With LocatEd, a free app I developed to connect educators with each other, I wanted to make a resource where people can ask questions, share ideas and find professional learning. The app has 300 users in 24 countries and is organized into three sections: locate guidance, locate innovative ideas, and locate professional development. Recently, an educator in the U.S. used LocatEd to ask a question about 3D printing—and soon after, had an answer from a teacher in Spain.
Let people come to you
Diana Gill, East Porter School District in Indiana
For my Innovator Academy project, I used Google Slides to develop several handy guides to copyright and fair use that I can customize for different situations. With these guides, I set out to make the topic of copyright fun—for example, one of my guides draws on Beastie Boys lyrics to explain how to attribute images through Creative Commons.
Learn by doing
John Zingale, Vancouver iTech Preparatory in Washington
I believe history should be taught using hands-on, individualized, project-based (“HiP”) methods that give students real-world experience and help them retain more information. For my own Innovator Academy project, I created the HiPStory Network, where educators can share their social studies projects in one central location. On the Contribute page, teachers can mentor one another or share projects that worked in their classrooms.
Keep at it
Todd DeSando, Windermere Preparatory School in Florida
To get through to one of my students, a non-native English speaker who had moved around a lot growing up, I began using emojis at the beginning of every day to check in with him about how he was feeling. This inspired me to come up with GIFs4Kids: a resource of GIFs for education that uses Google Translate to automatically make them accessible in 24 languages, with 400 GIFs already available. I encourage anyone thinking through an idea to keep at it—after a few tries submitting my project, I was able to develop and share it at the Academy in Washington DC.
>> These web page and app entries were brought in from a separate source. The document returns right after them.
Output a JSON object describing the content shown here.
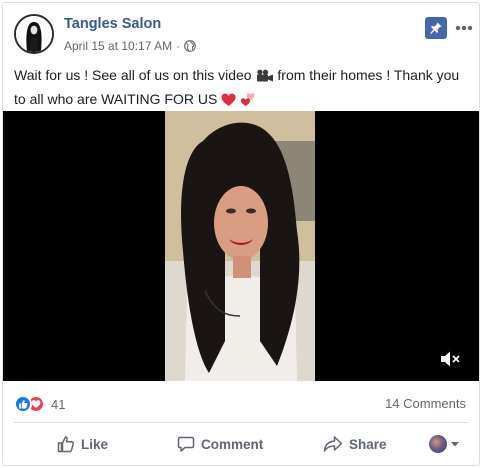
{
  "post": {
    "page_name": "Tangles Salon",
    "date": "April 15 at 10:17 AM",
    "separator": "·",
    "message": {
      "part1": "Wait for us ! See all of us on this video",
      "part2": "from their homes ! Thank you to all who are WAITING FOR US"
    }
  },
  "stats": {
    "reaction_count": "41",
    "comments": "14 Comments"
  },
  "actions": {
    "like": "Like",
    "comment": "Comment",
    "share": "Share"
  },
  "colors": {
    "brand": "#385898",
    "pin": "#4267b2",
    "like": "#1877f2",
    "love": "#f33e58"
  },
  "icons": [
    "pin-icon",
    "more-icon",
    "globe-icon",
    "video-camera-emoji",
    "heart-emoji",
    "hearts-emoji",
    "mute-icon",
    "like-reaction-icon",
    "love-reaction-icon",
    "thumbs-up-icon",
    "comment-icon",
    "share-icon",
    "chevron-down-icon"
  ]
}
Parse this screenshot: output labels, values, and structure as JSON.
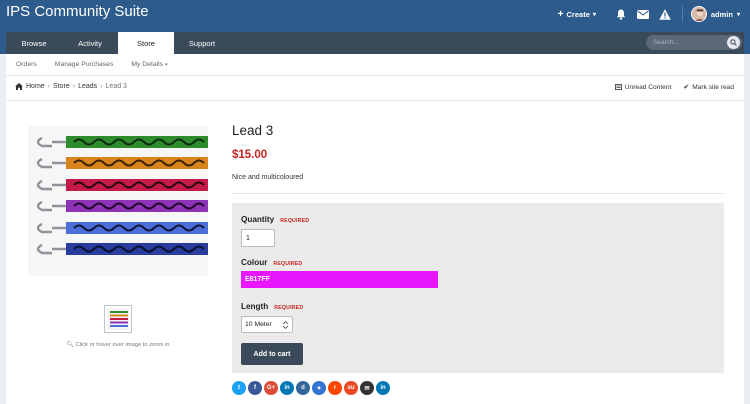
{
  "header": {
    "site_title": "IPS Community Suite",
    "create_label": "Create",
    "user_name": "admin"
  },
  "nav": {
    "tabs": [
      {
        "label": "Browse"
      },
      {
        "label": "Activity"
      },
      {
        "label": "Store",
        "active": true
      },
      {
        "label": "Support"
      }
    ],
    "search_placeholder": "Search..."
  },
  "subnav": {
    "items": [
      {
        "label": "Orders"
      },
      {
        "label": "Manage Purchases"
      },
      {
        "label": "My Details"
      }
    ]
  },
  "breadcrumb": {
    "items": [
      "Home",
      "Store",
      "Leads",
      "Lead 3"
    ],
    "actions": {
      "unread": "Unread Content",
      "mark_read": "Mark site read"
    }
  },
  "product": {
    "title": "Lead 3",
    "price": "$15.00",
    "description": "Nice and multicoloured",
    "zoom_hint": "Click or hover over image to zoom in"
  },
  "form": {
    "required_label": "REQUIRED",
    "quantity_label": "Quantity",
    "quantity_value": "1",
    "colour_label": "Colour",
    "colour_value": "E817FF",
    "length_label": "Length",
    "length_value": "10 Meter",
    "add_to_cart": "Add to cart"
  },
  "share": {
    "buttons": [
      {
        "name": "twitter",
        "glyph": "t",
        "color": "#1da1f2"
      },
      {
        "name": "facebook",
        "glyph": "f",
        "color": "#3b5998"
      },
      {
        "name": "google-plus",
        "glyph": "G+",
        "color": "#dd4b39"
      },
      {
        "name": "linkedin",
        "glyph": "in",
        "color": "#0077b5"
      },
      {
        "name": "digg",
        "glyph": "d",
        "color": "#336699"
      },
      {
        "name": "delicious",
        "glyph": "✦",
        "color": "#3274d1"
      },
      {
        "name": "reddit",
        "glyph": "r",
        "color": "#ff4500"
      },
      {
        "name": "stumbleupon",
        "glyph": "su",
        "color": "#eb4924"
      },
      {
        "name": "email",
        "glyph": "✉",
        "color": "#333333"
      },
      {
        "name": "linkedin-2",
        "glyph": "in",
        "color": "#0077b5"
      }
    ]
  },
  "colors": {
    "brand": "#2d5b8c",
    "nav_dark": "#3b4a5a",
    "price_red": "#c5241e",
    "swatch": "#e817ff"
  }
}
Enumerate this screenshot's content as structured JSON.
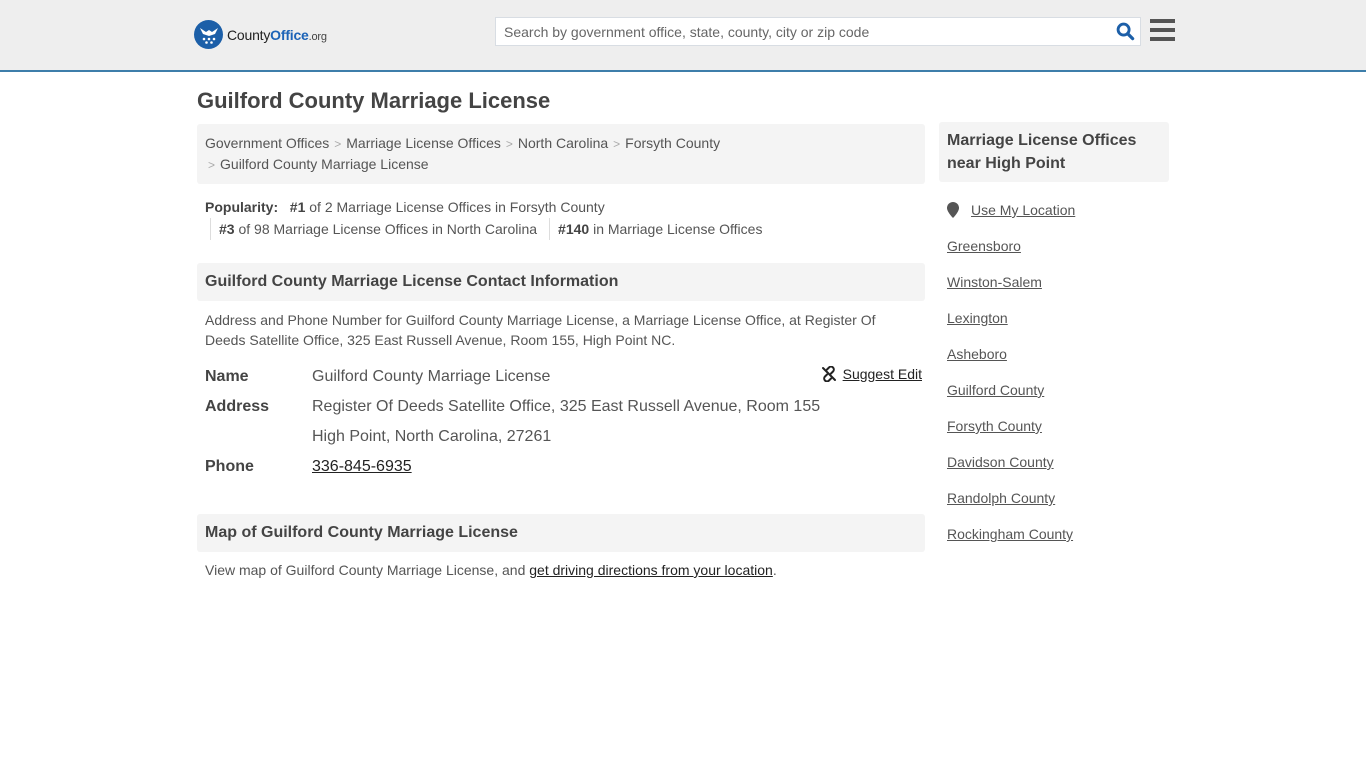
{
  "header": {
    "logo": {
      "name_part1": "County",
      "name_part2": "Office",
      "tld": ".org",
      "badge_icon": "eagle-stars-icon"
    },
    "search": {
      "placeholder": "Search by government office, state, county, city or zip code",
      "value": ""
    },
    "search_icon": "search-icon",
    "menu_icon": "hamburger-menu-icon"
  },
  "page": {
    "title": "Guilford County Marriage License"
  },
  "breadcrumb": [
    {
      "label": "Government Offices"
    },
    {
      "label": "Marriage License Offices"
    },
    {
      "label": "North Carolina"
    },
    {
      "label": "Forsyth County"
    },
    {
      "label": "Guilford County Marriage License"
    }
  ],
  "popularity": {
    "label": "Popularity:",
    "items": [
      {
        "rank": "#1",
        "text": " of 2 Marriage License Offices in Forsyth County"
      },
      {
        "rank": "#3",
        "text": " of 98 Marriage License Offices in North Carolina"
      },
      {
        "rank": "#140",
        "text": " in Marriage License Offices"
      }
    ]
  },
  "contact": {
    "heading": "Guilford County Marriage License Contact Information",
    "description": "Address and Phone Number for Guilford County Marriage License, a Marriage License Office, at Register Of Deeds Satellite Office, 325 East Russell Avenue, Room 155, High Point NC.",
    "suggest_edit": "Suggest Edit",
    "rows": {
      "name": {
        "label": "Name",
        "value": "Guilford County Marriage License"
      },
      "address": {
        "label": "Address",
        "line1": "Register Of Deeds Satellite Office, 325 East Russell Avenue, Room 155",
        "line2": "High Point, North Carolina, 27261"
      },
      "phone": {
        "label": "Phone",
        "value": "336-845-6935"
      }
    }
  },
  "map": {
    "heading": "Map of Guilford County Marriage License",
    "text_before": "View map of Guilford County Marriage License, and ",
    "link": "get driving directions from your location",
    "text_after": "."
  },
  "sidebar": {
    "heading": "Marriage License Offices near High Point",
    "use_location": "Use My Location",
    "links": [
      "Greensboro",
      "Winston-Salem",
      "Lexington",
      "Asheboro",
      "Guilford County",
      "Forsyth County",
      "Davidson County",
      "Randolph County",
      "Rockingham County"
    ]
  },
  "colors": {
    "brand_blue": "#1c63b7",
    "header_border": "#3d7eaa",
    "header_bg": "#eeeeee",
    "panel_bg": "#f4f4f4"
  }
}
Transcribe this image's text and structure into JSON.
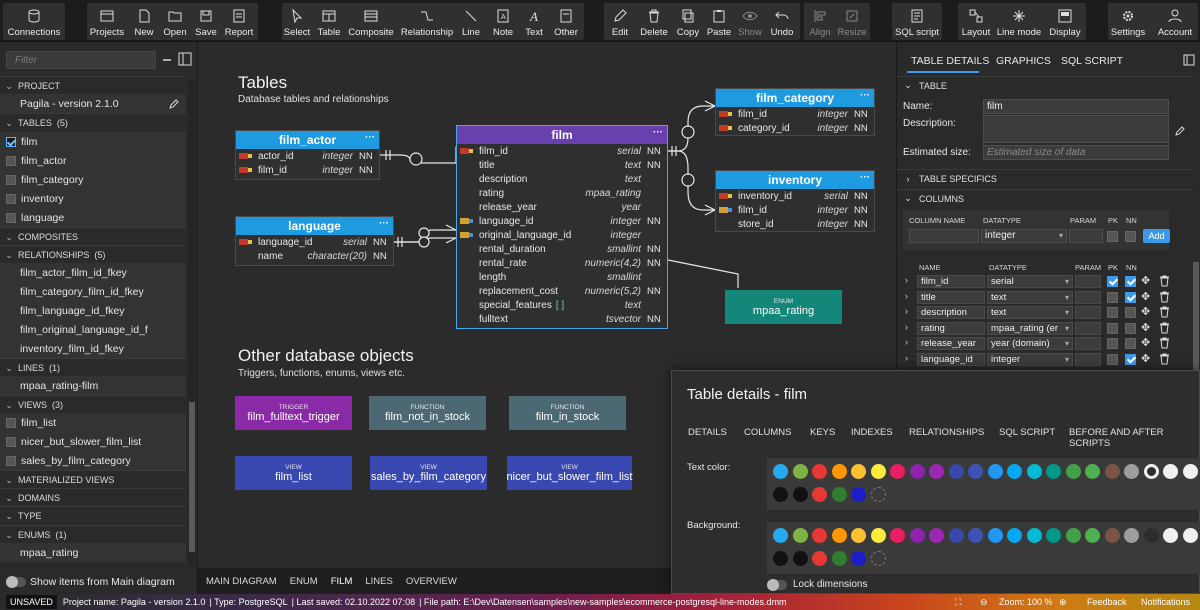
{
  "toolbar": {
    "connections": "Connections",
    "projects": "Projects",
    "new": "New",
    "open": "Open",
    "save": "Save",
    "report": "Report",
    "select": "Select",
    "table": "Table",
    "composite": "Composite",
    "relationship": "Relationship",
    "line": "Line",
    "note": "Note",
    "text": "Text",
    "other": "Other",
    "edit": "Edit",
    "delete": "Delete",
    "copy": "Copy",
    "paste": "Paste",
    "show": "Show",
    "undo": "Undo",
    "align": "Align",
    "resize": "Resize",
    "sql_script": "SQL script",
    "layout": "Layout",
    "line_mode": "Line mode",
    "display": "Display",
    "settings": "Settings",
    "account": "Account"
  },
  "left": {
    "filter_placeholder": "Filter",
    "project_header": "PROJECT",
    "project_name": "Pagila - version 2.1.0",
    "tables_header": "TABLES",
    "tables_count": "(5)",
    "tables": [
      "film",
      "film_actor",
      "film_category",
      "inventory",
      "language"
    ],
    "composites_header": "COMPOSITES",
    "relationships_header": "RELATIONSHIPS",
    "relationships_count": "(5)",
    "relationships": [
      "film_actor_film_id_fkey",
      "film_category_film_id_fkey",
      "film_language_id_fkey",
      "film_original_language_id_f",
      "inventory_film_id_fkey"
    ],
    "lines_header": "LINES",
    "lines_count": "(1)",
    "lines": [
      "mpaa_rating-film"
    ],
    "views_header": "VIEWS",
    "views_count": "(3)",
    "views": [
      "film_list",
      "nicer_but_slower_film_list",
      "sales_by_film_category"
    ],
    "mat_views_header": "MATERIALIZED VIEWS",
    "domains_header": "DOMAINS",
    "type_header": "TYPE",
    "enums_header": "ENUMS",
    "enums_count": "(1)",
    "enums": [
      "mpaa_rating"
    ],
    "show_items": "Show items from Main diagram"
  },
  "canvas": {
    "title": "Tables",
    "subtitle": "Database tables and relationships",
    "other_title": "Other database objects",
    "other_subtitle": "Triggers, functions, enums, views etc.",
    "film": {
      "name": "film",
      "cols": [
        [
          "pk",
          "film_id",
          "serial",
          "NN"
        ],
        [
          "",
          "title",
          "text",
          "NN"
        ],
        [
          "",
          "description",
          "text",
          ""
        ],
        [
          "",
          "rating",
          "mpaa_rating",
          ""
        ],
        [
          "",
          "release_year",
          "year",
          ""
        ],
        [
          "fk",
          "language_id",
          "integer",
          "NN"
        ],
        [
          "fk",
          "original_language_id",
          "integer",
          ""
        ],
        [
          "",
          "rental_duration",
          "smallint",
          "NN"
        ],
        [
          "",
          "rental_rate",
          "numeric(4,2)",
          "NN"
        ],
        [
          "",
          "length",
          "smallint",
          ""
        ],
        [
          "",
          "replacement_cost",
          "numeric(5,2)",
          "NN"
        ],
        [
          "",
          "special_features",
          "text",
          ""
        ],
        [
          "",
          "fulltext",
          "tsvector",
          "NN"
        ]
      ]
    },
    "film_actor": {
      "name": "film_actor",
      "cols": [
        [
          "pk",
          "actor_id",
          "integer",
          "NN"
        ],
        [
          "pk",
          "film_id",
          "integer",
          "NN"
        ]
      ]
    },
    "language": {
      "name": "language",
      "cols": [
        [
          "pk",
          "language_id",
          "serial",
          "NN"
        ],
        [
          "",
          "name",
          "character(20)",
          "NN"
        ]
      ]
    },
    "film_category": {
      "name": "film_category",
      "cols": [
        [
          "pk",
          "film_id",
          "integer",
          "NN"
        ],
        [
          "pk",
          "category_id",
          "integer",
          "NN"
        ]
      ]
    },
    "inventory": {
      "name": "inventory",
      "cols": [
        [
          "pk",
          "inventory_id",
          "serial",
          "NN"
        ],
        [
          "fk",
          "film_id",
          "integer",
          "NN"
        ],
        [
          "",
          "store_id",
          "integer",
          "NN"
        ]
      ]
    },
    "special_features_bracket": "[ ]",
    "enum_kind": "ENUM",
    "enum_name": "mpaa_rating",
    "trigger_kind": "TRIGGER",
    "trigger_name": "film_fulltext_trigger",
    "function_kind": "FUNCTION",
    "function1_name": "film_not_in_stock",
    "function2_name": "film_in_stock",
    "view_kind": "VIEW",
    "view1_name": "film_list",
    "view2_name": "sales_by_film_category",
    "view3_name": "nicer_but_slower_film_list"
  },
  "bottom_tabs": [
    "MAIN DIAGRAM",
    "ENUM",
    "FILM",
    "LINES",
    "OVERVIEW"
  ],
  "right": {
    "tabs": [
      "TABLE DETAILS",
      "GRAPHICS",
      "SQL SCRIPT"
    ],
    "table_header": "TABLE",
    "name_label": "Name:",
    "name_value": "film",
    "desc_label": "Description:",
    "est_label": "Estimated size:",
    "est_placeholder": "Estimated size of data",
    "specifics_header": "TABLE SPECIFICS",
    "columns_header": "COLUMNS",
    "new_col_headers": [
      "COLUMN NAME",
      "DATATYPE",
      "PARAM",
      "PK",
      "NN"
    ],
    "new_datatype": "integer",
    "add_label": "Add",
    "col_headers": [
      "NAME",
      "DATATYPE",
      "PARAM",
      "PK",
      "NN"
    ],
    "columns": [
      {
        "name": "film_id",
        "type": "serial",
        "pk": true,
        "nn": true
      },
      {
        "name": "title",
        "type": "text",
        "pk": false,
        "nn": true
      },
      {
        "name": "description",
        "type": "text",
        "pk": false,
        "nn": false
      },
      {
        "name": "rating",
        "type": "mpaa_rating (er",
        "pk": false,
        "nn": false
      },
      {
        "name": "release_year",
        "type": "year (domain)",
        "pk": false,
        "nn": false
      },
      {
        "name": "language_id",
        "type": "integer",
        "pk": false,
        "nn": true
      }
    ]
  },
  "dialog": {
    "title": "Table details - film",
    "tabs": [
      "DETAILS",
      "COLUMNS",
      "KEYS",
      "INDEXES",
      "RELATIONSHIPS",
      "SQL SCRIPT",
      "BEFORE AND AFTER SCRIPTS"
    ],
    "text_color_label": "Text color:",
    "background_label": "Background:",
    "lock_label": "Lock dimensions",
    "palette": [
      "#27a9f0",
      "#7cb342",
      "#e53935",
      "#ff9800",
      "#fbc02d",
      "#ffeb3b",
      "#e91e63",
      "#8e24aa",
      "#9c27b0",
      "#3949ab",
      "#3f51b5",
      "#2196f3",
      "#03a9f4",
      "#00bcd4",
      "#009688",
      "#43a047",
      "#4caf50",
      "#795548",
      "#9e9e9e"
    ]
  },
  "status": {
    "unsaved": "UNSAVED",
    "project": "Project name: Pagila - version 2.1.0",
    "type": "| Type: PostgreSQL",
    "saved": "| Last saved: 02.10.2022 07:08",
    "path": "| File path: E:\\Dev\\Datensen\\samples\\new-samples\\ecommerce-postgresql-line-modes.dmm",
    "zoom": "Zoom: 100 %",
    "feedback": "Feedback",
    "notifications": "Notifications"
  },
  "colors": {
    "header_blue": "#1e9be0",
    "film_purple": "#6a3fae",
    "enum_teal": "#14877a",
    "trigger_purple": "#8b2aa6",
    "function_gray": "#4c6873",
    "view_blue": "#3948b0"
  }
}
Fall in love with your problem
Derek Doucet, Peterborough, Ontario
I’m passionate about teaching foreign languages, but I believe language training needs to be immersive and start at younger ages. That’s why I created Au Bear, an app for kids that uses Google Translate and Google Maps’ geotagging function to let students have contextual conversations in a foreign language. Parents control the settings on their own phones, and can choose from additional features like Storytelling or Playing Music from libraries of stored content for their kids.
You don’t need to know how to code!
Becky Shorey, Green Mountain High School, Colorado
I never saw myself as a tech whiz, but through my experience in the classroom saw how technology can make teachers’ jobs easier. So I created NaviGlobe Treks, a tool to allow for collaborative creation of VR trips using Google Earth, 360 video and Street View Maps across academic subjects. I had zero background in coding, but still was able to create this tech project at the Academy by collaborating with those around me.
Inspired? Find out more and apply to become a Certified Innovator.